PS5 Drive Size: How Tall and Long Can a PS5 SSD Be?
For obvious reasons, an SSD's physical height is a critical factor in determining its PS5 compatibility. "Height" in this case is its thickness. Sony recommends that any SSD for the PS5 have a heat dissipation device—a heatsink or heat spreader—which will add to its bulk. But it can be only so big and still fit.
Crucial, for one, markets its P5 Plus SSD as being compatible with the PS5, though that drive ships without a heatsink; the company sells a compatible add-on that should fit the console with room to spare.Crucial P5 Plus

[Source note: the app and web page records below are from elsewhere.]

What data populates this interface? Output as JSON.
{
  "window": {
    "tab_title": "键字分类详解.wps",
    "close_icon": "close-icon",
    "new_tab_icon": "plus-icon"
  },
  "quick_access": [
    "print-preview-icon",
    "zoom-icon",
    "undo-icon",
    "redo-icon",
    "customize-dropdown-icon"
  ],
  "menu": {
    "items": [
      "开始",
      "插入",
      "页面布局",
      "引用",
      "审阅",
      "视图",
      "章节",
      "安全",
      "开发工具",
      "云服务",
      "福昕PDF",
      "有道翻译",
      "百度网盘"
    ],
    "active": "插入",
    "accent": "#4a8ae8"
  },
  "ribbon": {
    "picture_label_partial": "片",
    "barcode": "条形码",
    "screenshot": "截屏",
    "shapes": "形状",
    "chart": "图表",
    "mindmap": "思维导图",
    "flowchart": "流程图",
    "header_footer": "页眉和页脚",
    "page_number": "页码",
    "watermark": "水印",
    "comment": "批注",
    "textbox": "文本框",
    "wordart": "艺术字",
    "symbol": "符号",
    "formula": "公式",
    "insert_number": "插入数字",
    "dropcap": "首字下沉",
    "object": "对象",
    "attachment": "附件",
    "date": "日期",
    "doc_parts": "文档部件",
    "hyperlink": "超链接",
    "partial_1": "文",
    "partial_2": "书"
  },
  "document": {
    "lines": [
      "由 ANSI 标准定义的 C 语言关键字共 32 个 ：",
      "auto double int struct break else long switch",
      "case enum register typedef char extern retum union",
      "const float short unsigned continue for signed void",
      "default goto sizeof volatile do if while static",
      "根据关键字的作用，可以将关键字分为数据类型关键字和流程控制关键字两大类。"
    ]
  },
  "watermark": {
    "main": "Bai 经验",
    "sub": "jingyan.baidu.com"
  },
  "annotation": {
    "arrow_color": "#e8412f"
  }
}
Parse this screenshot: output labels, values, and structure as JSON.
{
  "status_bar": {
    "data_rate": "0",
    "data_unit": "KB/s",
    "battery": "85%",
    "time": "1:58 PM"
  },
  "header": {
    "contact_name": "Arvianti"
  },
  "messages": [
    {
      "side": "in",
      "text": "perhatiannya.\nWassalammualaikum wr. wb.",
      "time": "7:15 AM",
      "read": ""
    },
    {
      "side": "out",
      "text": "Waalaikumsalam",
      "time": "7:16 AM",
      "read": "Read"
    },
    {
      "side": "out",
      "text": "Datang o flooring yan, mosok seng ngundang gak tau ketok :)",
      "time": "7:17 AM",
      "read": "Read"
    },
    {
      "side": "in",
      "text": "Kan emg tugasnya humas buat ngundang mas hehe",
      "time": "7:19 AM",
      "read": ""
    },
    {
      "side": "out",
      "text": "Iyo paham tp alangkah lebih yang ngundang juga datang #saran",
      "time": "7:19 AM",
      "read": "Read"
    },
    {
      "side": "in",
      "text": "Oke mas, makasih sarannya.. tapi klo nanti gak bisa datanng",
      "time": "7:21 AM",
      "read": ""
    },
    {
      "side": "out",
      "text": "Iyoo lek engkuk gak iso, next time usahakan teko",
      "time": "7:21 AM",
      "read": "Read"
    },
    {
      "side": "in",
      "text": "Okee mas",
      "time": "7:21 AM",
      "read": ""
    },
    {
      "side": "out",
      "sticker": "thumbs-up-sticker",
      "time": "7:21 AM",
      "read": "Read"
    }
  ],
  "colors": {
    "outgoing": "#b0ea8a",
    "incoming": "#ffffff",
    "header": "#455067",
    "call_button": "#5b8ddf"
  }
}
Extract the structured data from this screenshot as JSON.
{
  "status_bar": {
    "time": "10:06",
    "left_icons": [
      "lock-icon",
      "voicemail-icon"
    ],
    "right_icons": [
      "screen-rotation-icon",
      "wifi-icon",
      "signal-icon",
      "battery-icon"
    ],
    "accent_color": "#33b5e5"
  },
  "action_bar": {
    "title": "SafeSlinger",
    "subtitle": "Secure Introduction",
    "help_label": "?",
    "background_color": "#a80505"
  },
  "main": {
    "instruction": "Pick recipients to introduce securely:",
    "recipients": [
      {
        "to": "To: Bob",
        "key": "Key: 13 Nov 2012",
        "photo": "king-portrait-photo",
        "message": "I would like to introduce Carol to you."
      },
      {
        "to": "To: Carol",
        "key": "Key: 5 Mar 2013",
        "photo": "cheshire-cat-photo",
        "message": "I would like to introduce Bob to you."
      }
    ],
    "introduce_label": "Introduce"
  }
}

The secondary drive must fit in the PlayStation's M.2 bay, which allows a total thickness of 11.5mm (up to 8mm from above the board and up to 2.5mm from below it). This eliminates most drives with nonremovable, finned heatsinks, but some manufacturers are developing compact heatsinks and thin heat spreaders for use in confined spaces.WD Black SN850
As for drive length, the PS5 supports drives from 30mm to 110mm long. In practical fact, all our picks (and indeed most consumer M.2 SSDs) are the Type-2280, or 80mm, length.
The Upgrade: How to Install an SSD in Your PS5
Installing a second SSD in your PlayStation 5 (see our how-to guide) is not difficult. The only tools you'll need are a small (#1) Philips screwdriver and perhaps a pair of tweezers for screw handling.
Your first step is to run a system update. Then you turn off the console's power, add a heatsink or spreader to the SSD if one isn't already in place, and remove the PS5's side panel. (That can be done without tools, but it may require a little muscle and care.)
Next, remove the expansion slot cover and the M.2 screw, seat the new SSD in the expansion slot, insert the spacer as indicated, and screw the drive into place. Then you close the PS5 back up, format the new drive, and you're good to go.PS5 with XPG Gammix S70 Blade SSD in its expansion slot
Whether you managed to nab your PS5 for close to its $499.99 list price or paid a big premium for it, plenty of fast, affordable M.2 PCI Express 4.0 solid-state drives are available that that can fit in its secondary slot. And should you be one of those incredibly patient souls who's still waiting for a PS5 price drop, there'll be all the more compatible SSDs to choose from when you finally get your console.
So, Which PS5 SSD Upgrade Should You Buy?
Our key measure, all else being equal on the spec front, is to look at the cost per gigabyte for any drive you are looking at, using the current sale price. SSD prices tend to rise and fall, and it's often possible to score a fair bit more capacity than you might think if you shop around. A little math can make it easy to compare the relative value of two drives of different capacities if you look at the cost per gigabyte.
The PlayStation 5's built-in SSD has a capacity of 825GB, of which 667GB is free out of the box. Generally, you should be able to fit nine or 10 AAA games on the drive—today's titles on average take 50GB to 60GB of storage, although some are considerably larger. For example, Call of Duty: Black Ops Cold War takes the franchise's trend toward ballooning file sizes to a new high by filling nearly 220GB, so your available space may be gone sooner than you'd think. Fortunately, the PS5 supports secondary drives with capacities ranging from 250GB to a whopping 4TB.
Below we've broken out the specs on our favorite tested PlayStation 5-compatible solid-state drives that we outlined above. Since your console has that open M.2 slot, you might as well put it to good use. While SSD prices are moderate at the moment, it's smart to future-proof your PS5 by getting the highest-capacity drive you can afford and loading it with your favorite games. Happy fragging!